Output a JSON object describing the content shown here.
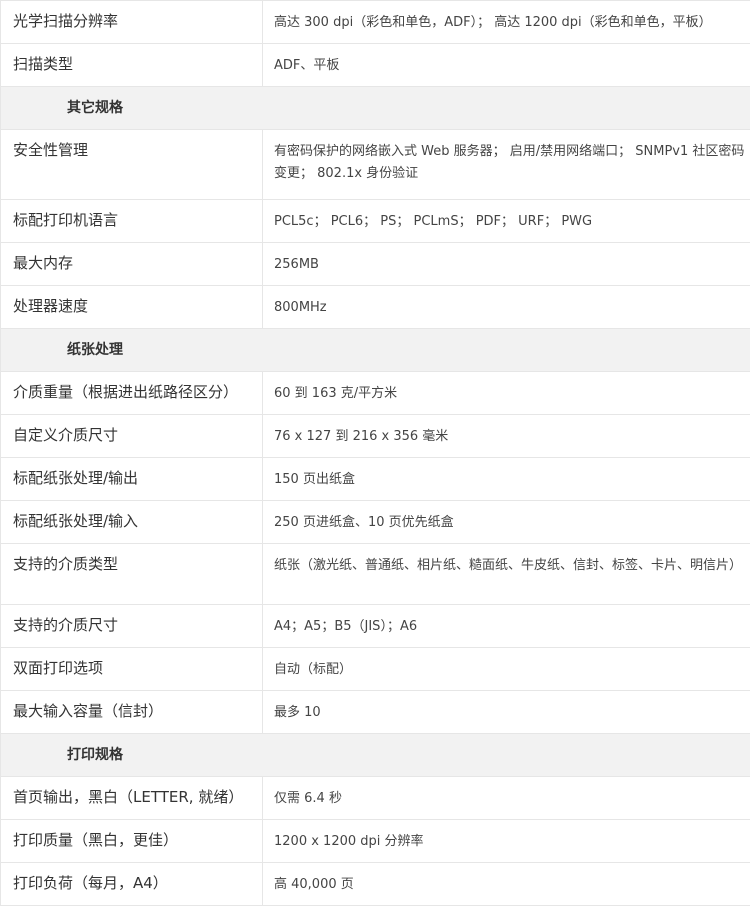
{
  "rows": [
    {
      "type": "row",
      "label": "光学扫描分辨率",
      "value": "高达 300 dpi（彩色和单色，ADF）； 高达 1200 dpi（彩色和单色，平板）"
    },
    {
      "type": "row",
      "label": "扫描类型",
      "value": "ADF、平板"
    },
    {
      "type": "section",
      "title": "其它规格"
    },
    {
      "type": "row",
      "label": "安全性管理",
      "value": "有密码保护的网络嵌入式 Web 服务器； 启用/禁用网络端口； SNMPv1 社区密码变更； 802.1x 身份验证"
    },
    {
      "type": "row",
      "label": "标配打印机语言",
      "value": "PCL5c； PCL6； PS； PCLmS； PDF； URF； PWG"
    },
    {
      "type": "row",
      "label": "最大内存",
      "value": "256MB"
    },
    {
      "type": "row",
      "label": "处理器速度",
      "value": "800MHz"
    },
    {
      "type": "section",
      "title": "纸张处理"
    },
    {
      "type": "row",
      "label": "介质重量（根据进出纸路径区分）",
      "value": "60 到 163 克/平方米"
    },
    {
      "type": "row",
      "label": "自定义介质尺寸",
      "value": "76 x 127 到 216 x 356 毫米"
    },
    {
      "type": "row",
      "label": "标配纸张处理/输出",
      "value": "150 页出纸盒"
    },
    {
      "type": "row",
      "label": "标配纸张处理/输入",
      "value": "250 页进纸盒、10 页优先纸盒"
    },
    {
      "type": "row",
      "label": "支持的介质类型",
      "value": "纸张（激光纸、普通纸、相片纸、糙面纸、牛皮纸、信封、标签、卡片、明信片）"
    },
    {
      "type": "row",
      "label": "支持的介质尺寸",
      "value": "A4；A5；B5（JIS）；A6"
    },
    {
      "type": "row",
      "label": "双面打印选项",
      "value": "自动（标配）"
    },
    {
      "type": "row",
      "label": "最大输入容量（信封）",
      "value": "最多 10"
    },
    {
      "type": "section",
      "title": "打印规格"
    },
    {
      "type": "row",
      "label": "首页输出，黑白（LETTER, 就绪）",
      "value": "仅需 6.4 秒"
    },
    {
      "type": "row",
      "label": "打印质量（黑白，更佳）",
      "value": "1200 x 1200 dpi 分辨率"
    },
    {
      "type": "row",
      "label": "打印负荷（每月，A4）",
      "value": "高 40,000 页"
    }
  ]
}
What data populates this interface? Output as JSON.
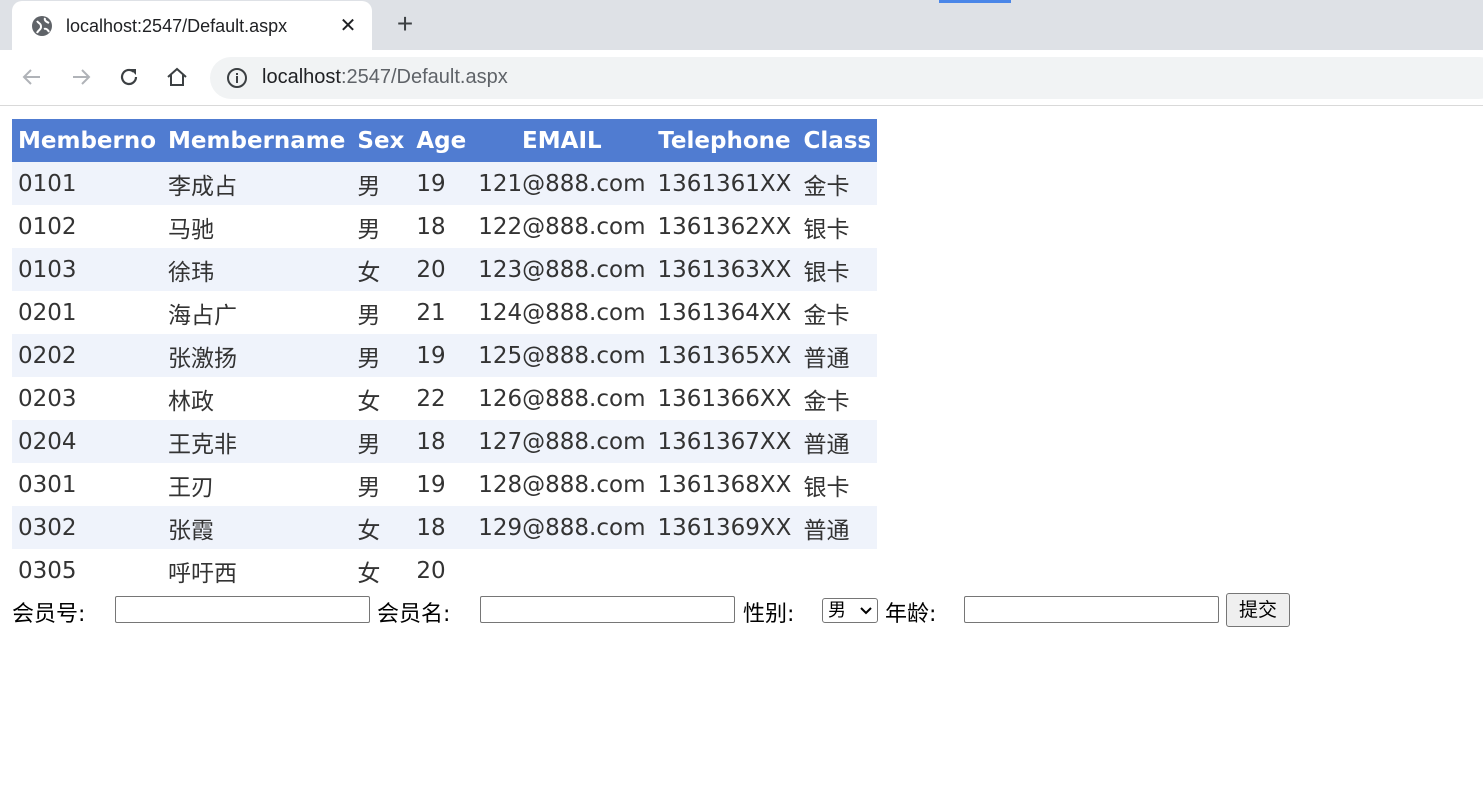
{
  "browser": {
    "tab_title": "localhost:2547/Default.aspx",
    "tab_close": "✕",
    "new_tab": "+",
    "url_host": "localhost",
    "url_rest": ":2547/Default.aspx",
    "icons": [
      "globe-icon",
      "close-icon",
      "plus-icon",
      "back-icon",
      "forward-icon",
      "reload-icon",
      "home-icon",
      "info-icon"
    ]
  },
  "table": {
    "columns": [
      "Memberno",
      "Membername",
      "Sex",
      "Age",
      "EMAIL",
      "Telephone",
      "Class"
    ],
    "rows": [
      {
        "memberno": "0101",
        "membername": "李成占",
        "sex": "男",
        "age": "19",
        "email": "121@888.com",
        "telephone": "1361361XX",
        "class": "金卡"
      },
      {
        "memberno": "0102",
        "membername": "马驰",
        "sex": "男",
        "age": "18",
        "email": "122@888.com",
        "telephone": "1361362XX",
        "class": "银卡"
      },
      {
        "memberno": "0103",
        "membername": "徐玮",
        "sex": "女",
        "age": "20",
        "email": "123@888.com",
        "telephone": "1361363XX",
        "class": "银卡"
      },
      {
        "memberno": "0201",
        "membername": "海占广",
        "sex": "男",
        "age": "21",
        "email": "124@888.com",
        "telephone": "1361364XX",
        "class": "金卡"
      },
      {
        "memberno": "0202",
        "membername": "张激扬",
        "sex": "男",
        "age": "19",
        "email": "125@888.com",
        "telephone": "1361365XX",
        "class": "普通"
      },
      {
        "memberno": "0203",
        "membername": "林政",
        "sex": "女",
        "age": "22",
        "email": "126@888.com",
        "telephone": "1361366XX",
        "class": "金卡"
      },
      {
        "memberno": "0204",
        "membername": "王克非",
        "sex": "男",
        "age": "18",
        "email": "127@888.com",
        "telephone": "1361367XX",
        "class": "普通"
      },
      {
        "memberno": "0301",
        "membername": "王刃",
        "sex": "男",
        "age": "19",
        "email": "128@888.com",
        "telephone": "1361368XX",
        "class": "银卡"
      },
      {
        "memberno": "0302",
        "membername": "张霞",
        "sex": "女",
        "age": "18",
        "email": "129@888.com",
        "telephone": "1361369XX",
        "class": "普通"
      },
      {
        "memberno": "0305",
        "membername": "呼吁西",
        "sex": "女",
        "age": "20",
        "email": "",
        "telephone": "",
        "class": ""
      }
    ],
    "colors": {
      "header_bg": "#507cd1",
      "alt_row_bg": "#eff3fb"
    }
  },
  "form": {
    "memberno_label": "会员号:",
    "memberno_value": "",
    "membername_label": "会员名:",
    "membername_value": "",
    "sex_label": "性别:",
    "sex_selected": "男",
    "age_label": "年龄:",
    "age_value": "",
    "submit_label": "提交"
  }
}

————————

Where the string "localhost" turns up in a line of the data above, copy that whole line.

    "tab_title": "localhost:2547/Default.aspx",
    "url_host": "localhost",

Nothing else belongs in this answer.